Having spoken of God’s plan, and his hope that things will soon be revealed, he speaks of three idols—money, honor, and pleasure. There's a chapter on sin and the need for deliverance, which leads then to a discussion of the need for a redeemer. The conversation on the need for a redeemer covers two chapters. The first chapter provides the setting to reveal Jesus to be the true redeemer. Thus, he writes a comparison piece about the way Buddhism and Islam speak of redeemers. I found this chapter a bit odd, in part because Bavinck suggests that there are only three great religions. I'm assuming that Judaism and Hinduism, to name two others, would disagree (as would Sikhs and Zoroastrians). He suggests that these two religions understand redemption in terms of knowledge. Christianity, however, believes the need of the hour is much greater. We need not a prophet, but one who redeems. Thus, he writes that "Christ is the hand of God who grabs the fallen humans and pulls them up" (p. 79). The book concludes with chapters on salvation, why we're here, and finally life's completion.
As I’ve noted, the book is nicely written, or at least nicely translated. At the same time its distinctly Calvinist orientation didn’t speak to me in ways it might speak to others. Then again, it’s clear from the lack of an introduction that I’m not the intended audience. Still, even if I’m not the intended audience I would love to know why the book has been translated at this moment in time. The fact that Eerdmans sent me a review copy makes me assume that they would love for it to have a broader audience than simply Bavinck partisans. So, I would have appreciated a preface or introduction that would have introduced the reader to Bavinck and set the context for the book. This is especially true of a book that appeared in Nazi-occupied Holland. Why did Bavinck not speak of that occupation in anything other than oblique terms. This would make the book more attractive to a broader audience.
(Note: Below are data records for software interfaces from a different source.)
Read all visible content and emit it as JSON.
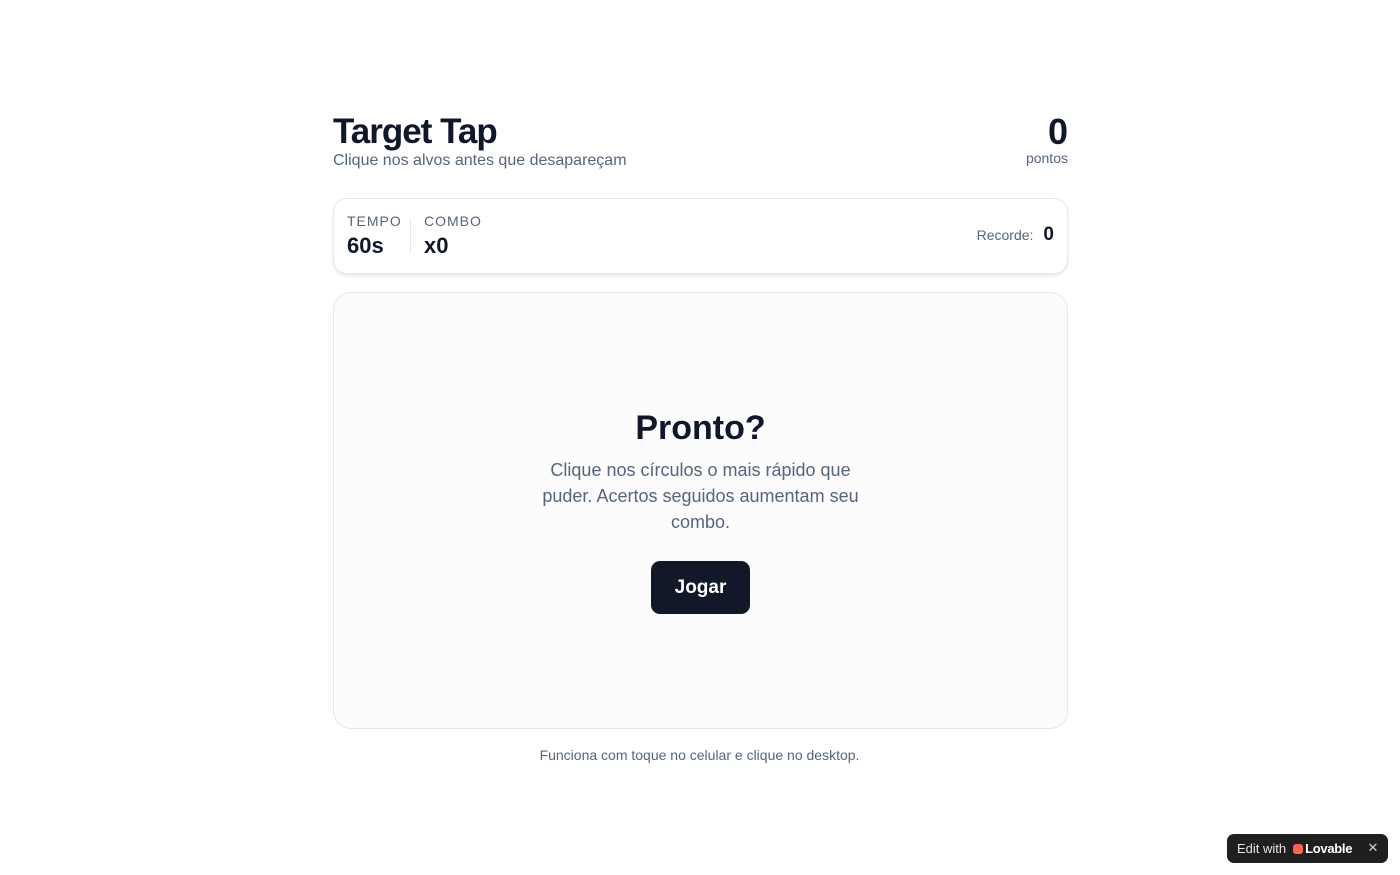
{
  "header": {
    "title": "Target Tap",
    "subtitle": "Clique nos alvos antes que desapareçam",
    "score_value": "0",
    "score_label": "pontos"
  },
  "stats": {
    "time_label": "TEMPO",
    "time_value": "60s",
    "combo_label": "COMBO",
    "combo_value": "x0",
    "record_label": "Recorde:",
    "record_value": "0"
  },
  "arena": {
    "ready_title": "Pronto?",
    "ready_text": "Clique nos círculos o mais rápido que puder. Acertos seguidos aumentam seu combo.",
    "play_label": "Jogar"
  },
  "footer": {
    "note": "Funciona com toque no celular e clique no desktop."
  },
  "badge": {
    "text": "Edit with",
    "brand": "Lovable",
    "close": "✕"
  },
  "colors": {
    "primary_button": "#111827",
    "text_primary": "#0f172a",
    "text_muted": "#55657d",
    "border": "#e5e7eb"
  }
}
This context is of importance. It seems that Bavinck had recently returned to Holland to take an academic post after years of service in Indonesia. At the time the book was published Holland had been overrun by Hitler's forces. There are references to conflict and wars, but no real word about the challenge of Hitler's ideology or his rule over Holland. There might be good reason for this, but since there's no introduction I'm left to wonder how he could speak of God's purpose (Grand Chess Match) without speaking of the travails of the day.
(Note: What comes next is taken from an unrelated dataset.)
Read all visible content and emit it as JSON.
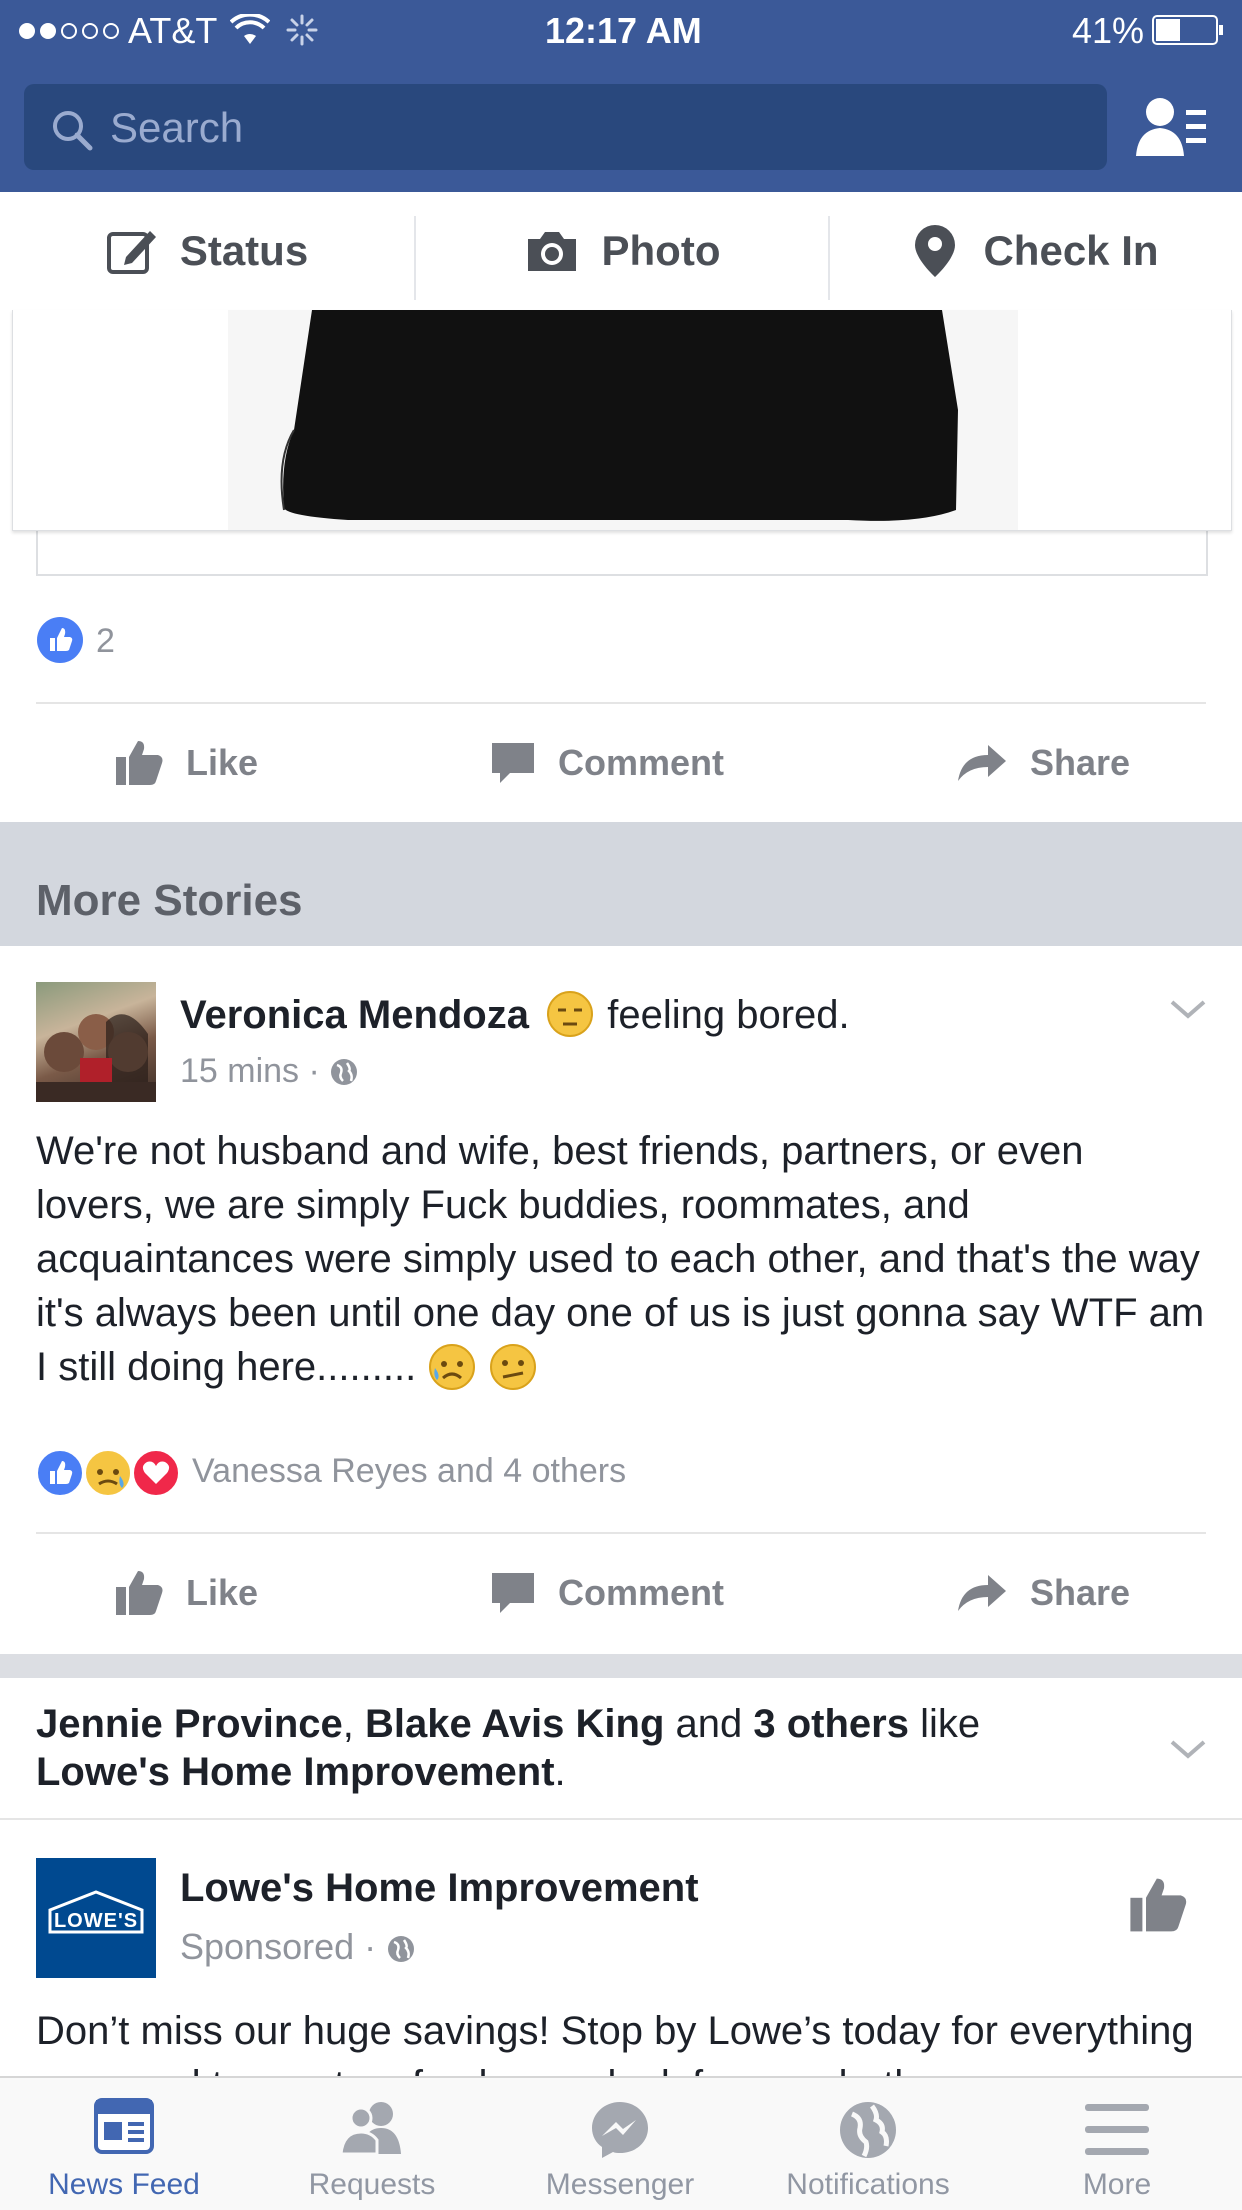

Thus, this isn’t a book that speaks to me, but perhaps it will speak to others, especially those with a more Calvinist vision of the faith.